In the field of nanoscience, an international team of physicists with participants from Konstanz has achieved a breakthrough in understanding heat transport

In the field of nanoscience, an international team of physicists with participants from Konstanz has achieved a breakthrough in understanding heat transport

Im Focus: DNA repair: a new letter in the cell alphabet

Results reveal how discoveries may be hidden in scientific “blind spots”

Cells need to repair damaged DNA in our genes to prevent the development of cancer and other diseases. Our cells therefore activate and send “repair-proteins”...

Im Focus: Dresdner scientists print tomorrow’s world

The Fraunhofer IWS Dresden and Technische Universität Dresden inaugurated their jointly operated Center for Additive Manufacturing Dresden (AMCD) with a festive ceremony on February 7, 2017. Scientists from various disciplines perform research on materials, additive manufacturing processes and innovative technologies, which build up components in a layer by layer process. This technology opens up new horizons for component design and combinations of functions. For example during fabrication, electrical conductors and sensors are already able to be additively manufactured into components. They provide information about stress conditions of a product during operation.

The 3D-printing technology, or additive manufacturing as it is often called, has long made the step out of scientific research laboratories into industrial...

Im Focus: Mimicking nature's cellular architectures via 3-D printing

Research offers new level of control over the structure of 3-D printed materials

Nature does amazing things with limited design materials.
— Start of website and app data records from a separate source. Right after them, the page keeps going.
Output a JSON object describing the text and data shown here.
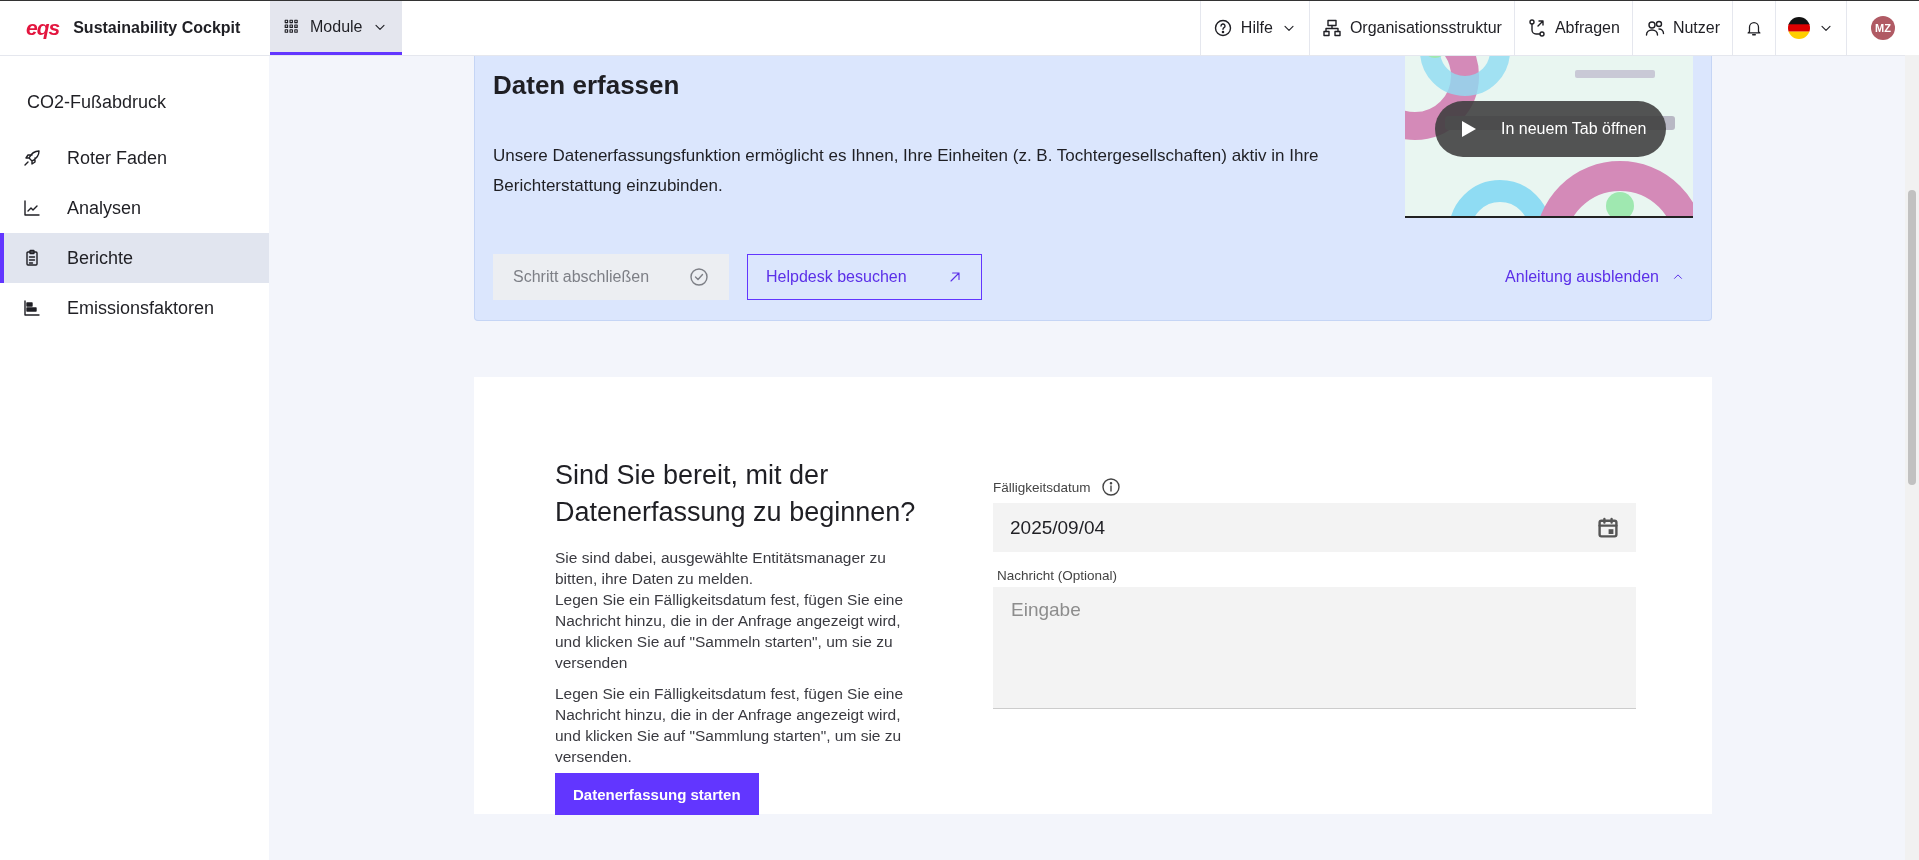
{
  "topbar": {
    "logo": "eqs",
    "app_title": "Sustainability Cockpit",
    "module_tab": {
      "label": "Module",
      "selected": true
    },
    "nav": [
      {
        "kind": "help",
        "label": "Hilfe"
      },
      {
        "kind": "org",
        "label": "Organisationsstruktur"
      },
      {
        "kind": "queries",
        "label": "Abfragen"
      },
      {
        "kind": "users",
        "label": "Nutzer"
      }
    ],
    "avatar": "MZ"
  },
  "sidebar": {
    "title": "CO2-Fußabdruck",
    "items": [
      {
        "kind": "rocket",
        "label": "Roter Faden",
        "selected": false
      },
      {
        "kind": "chart",
        "label": "Analysen",
        "selected": false
      },
      {
        "kind": "clipboard",
        "label": "Berichte",
        "selected": true
      },
      {
        "kind": "factors",
        "label": "Emissionsfaktoren",
        "selected": false
      }
    ]
  },
  "guide": {
    "title": "Daten erfassen",
    "text": "Unsere Datenerfassungsfunktion ermöglicht es Ihnen, Ihre Einheiten (z. B. Tochtergesellschaften) aktiv in Ihre Berichterstattung einzubinden.",
    "complete_button": {
      "label": "Schritt abschließen",
      "disabled": true
    },
    "helpdesk_button": "Helpdesk besuchen",
    "hide_link": "Anleitung ausblenden",
    "video": {
      "kind": "picture",
      "button": "In neuem Tab öffnen"
    }
  },
  "start": {
    "heading": "Sind Sie bereit, mit der Datenerfassung zu beginnen?",
    "paragraphs": [
      "Sie sind dabei, ausgewählte Entitätsmanager zu bitten, ihre Daten zu melden.\nLegen Sie ein Fälligkeitsdatum fest, fügen Sie eine Nachricht hinzu, die in der Anfrage angezeigt wird, und klicken Sie auf \"Sammeln starten\", um sie zu versenden",
      "Legen Sie ein Fälligkeitsdatum fest, fügen Sie eine Nachricht hinzu, die in der Anfrage angezeigt wird, und klicken Sie auf \"Sammlung starten\", um sie zu versenden."
    ],
    "due_date": {
      "label": "Fälligkeitsdatum",
      "value": "2025/09/04"
    },
    "message": {
      "label": "Nachricht (Optional)",
      "placeholder": "Eingabe"
    },
    "button": "Datenerfassung starten"
  }
}
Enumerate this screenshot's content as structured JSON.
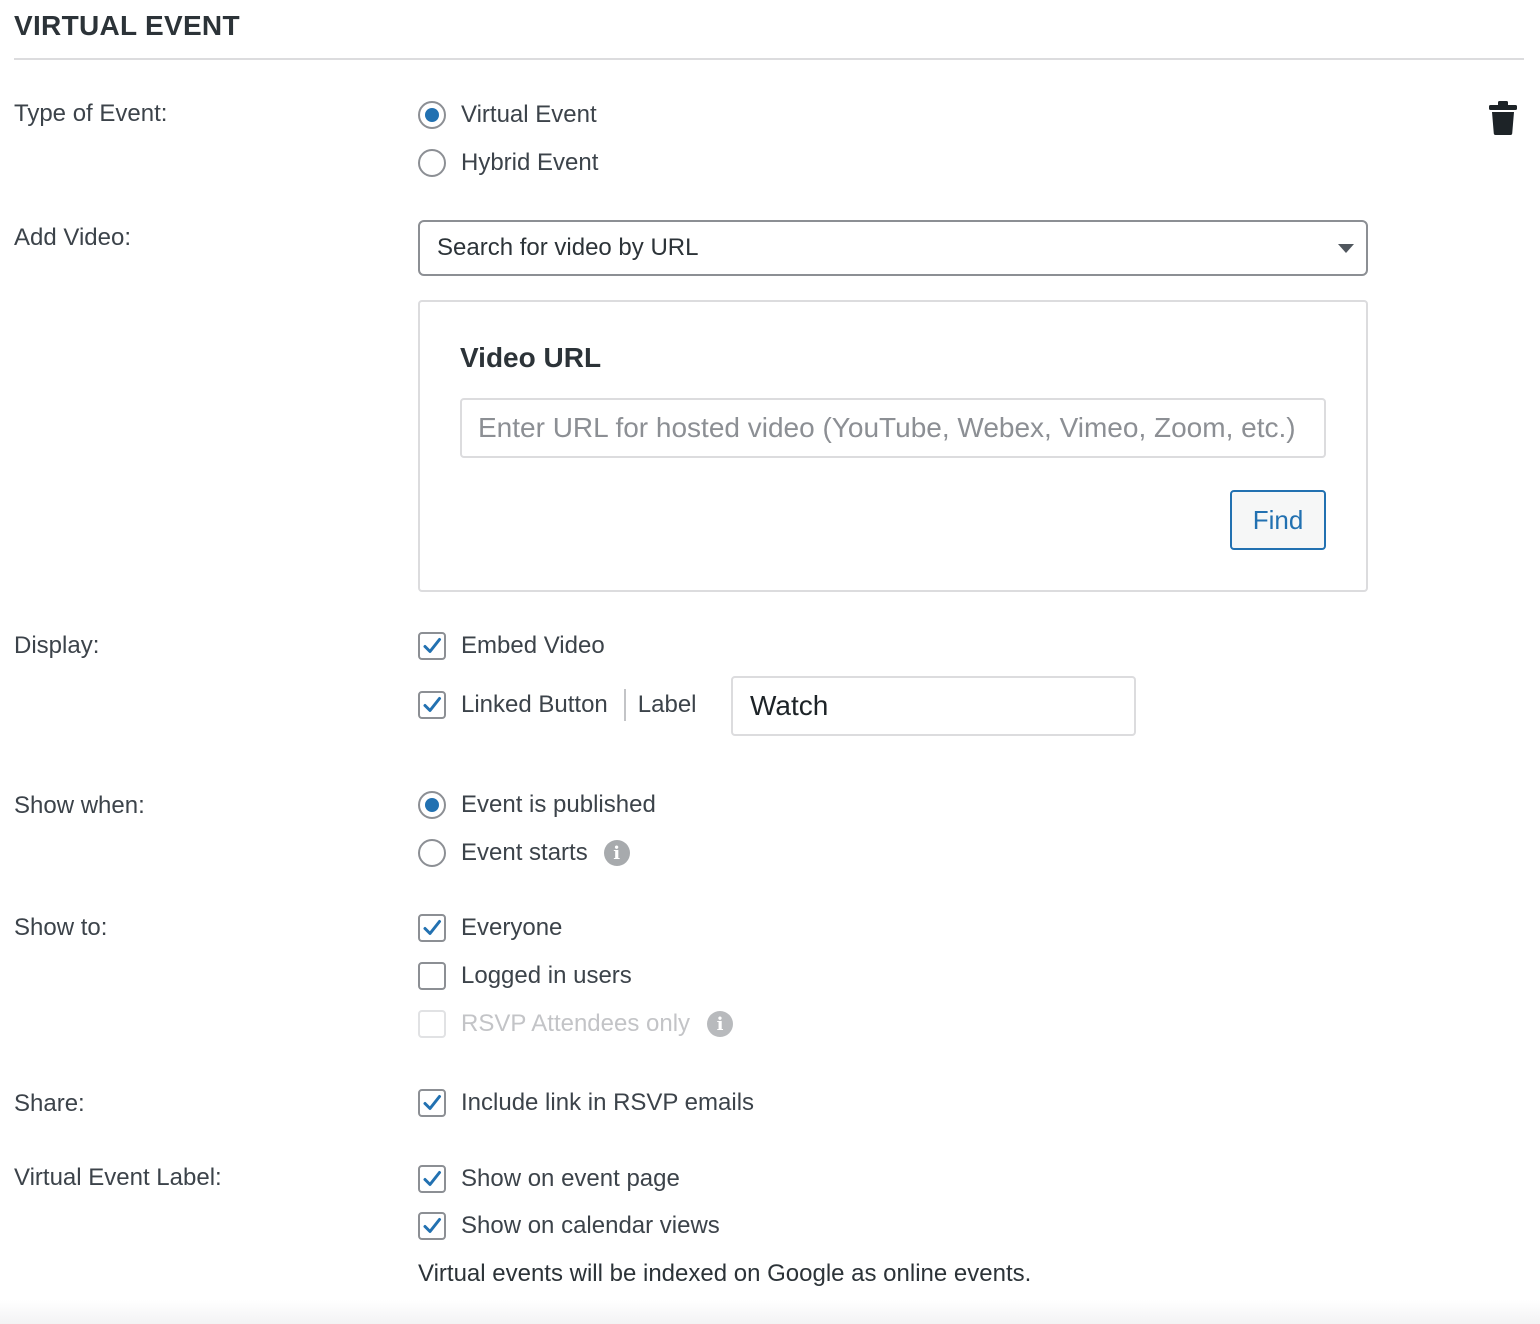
{
  "section": {
    "title": "VIRTUAL EVENT"
  },
  "type_of_event": {
    "label": "Type of Event:",
    "options": [
      {
        "label": "Virtual Event",
        "selected": true
      },
      {
        "label": "Hybrid Event",
        "selected": false
      }
    ]
  },
  "add_video": {
    "label": "Add Video:",
    "select_value": "Search for video by URL",
    "panel": {
      "heading": "Video URL",
      "input_value": "",
      "input_placeholder": "Enter URL for hosted video (YouTube, Webex, Vimeo, Zoom, etc.)",
      "find_label": "Find"
    }
  },
  "display": {
    "label": "Display:",
    "embed_video": {
      "label": "Embed Video",
      "checked": true
    },
    "linked_button": {
      "label": "Linked Button",
      "checked": true,
      "field_label": "Label",
      "field_value": "Watch"
    }
  },
  "show_when": {
    "label": "Show when:",
    "options": [
      {
        "label": "Event is published",
        "selected": true
      },
      {
        "label": "Event starts",
        "selected": false
      }
    ]
  },
  "show_to": {
    "label": "Show to:",
    "options": [
      {
        "label": "Everyone",
        "checked": true,
        "disabled": false
      },
      {
        "label": "Logged in users",
        "checked": false,
        "disabled": false
      },
      {
        "label": "RSVP Attendees only",
        "checked": false,
        "disabled": true
      }
    ]
  },
  "share": {
    "label": "Share:",
    "options": [
      {
        "label": "Include link in RSVP emails",
        "checked": true
      }
    ]
  },
  "virtual_event_label": {
    "label": "Virtual Event Label:",
    "options": [
      {
        "label": "Show on event page",
        "checked": true
      },
      {
        "label": "Show on calendar views",
        "checked": true
      }
    ],
    "note": "Virtual events will be indexed on Google as online events."
  },
  "icons": {
    "delete": "trash-icon",
    "info": "info-icon",
    "check": "checkmark-icon",
    "dropdown": "chevron-down-icon"
  },
  "colors": {
    "accent": "#2271b1",
    "text": "#2c3338",
    "border": "#8c8f94",
    "disabled": "#c3c4c7"
  }
}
Grass, for example, can support its own weight, resist strong wind loads, and recover after being...

Im Focus: Three Magnetic States for Each Hole
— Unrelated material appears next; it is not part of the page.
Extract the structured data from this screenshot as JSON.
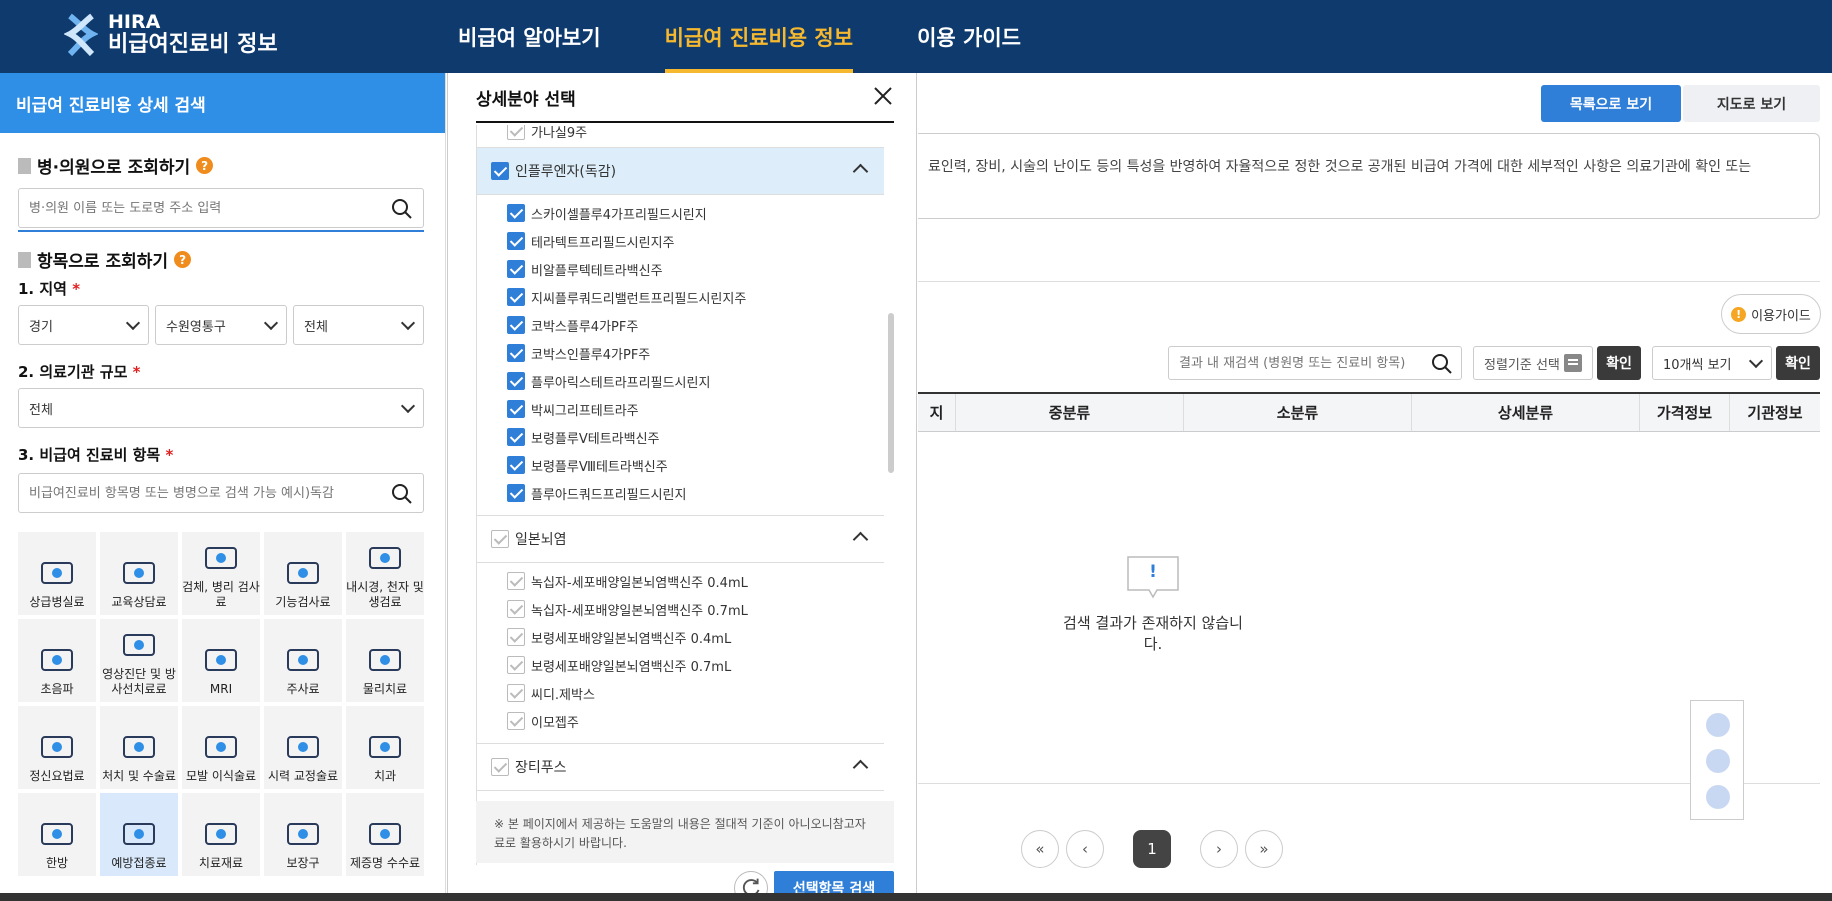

Nanometer-scale magnetic perforated grids could create new possibilities for computing. Together with international colleagues, scientists from the Helmholtz Zentrum Dresden-Rossendorf (HZDR) have shown how a cobalt grid can be reliably programmed at room temperature. In addition they discovered that for every hole ("antidot") three magnetic states can be configured. The results have been published in the journal "Scientific Reports".

Physicist Dr. Rantej Bali from the HZDR, together with scientists from Singapore and Australia, designed a special grid structure in a thin layer of cobalt in...

All Focus news of the innovation-report >>>

Anzeige

Anzeige

Event News

Booth and panel discussion – The Lindau Nobel Laureate Meetings at the AAAS 2017 Annual Meeting

13.02.2017 | Event News

Complex Loading versus Hidden Reserves

10.02.2017 | Event News

International Conference on Crystal Growth in Freiburg

09.02.2017 | Event News

 
Latest News

Switched-on DNA

20.02.2017 | Materials Sciences

Second cause of hidden hearing loss identified

20.02.2017 | Health and Medicine

Prospect for more effective treatment of nerve pain

20.02.2017 | Health and Medicine

VideoLinks
B2B-VideoLinks
More VideoLinks >>>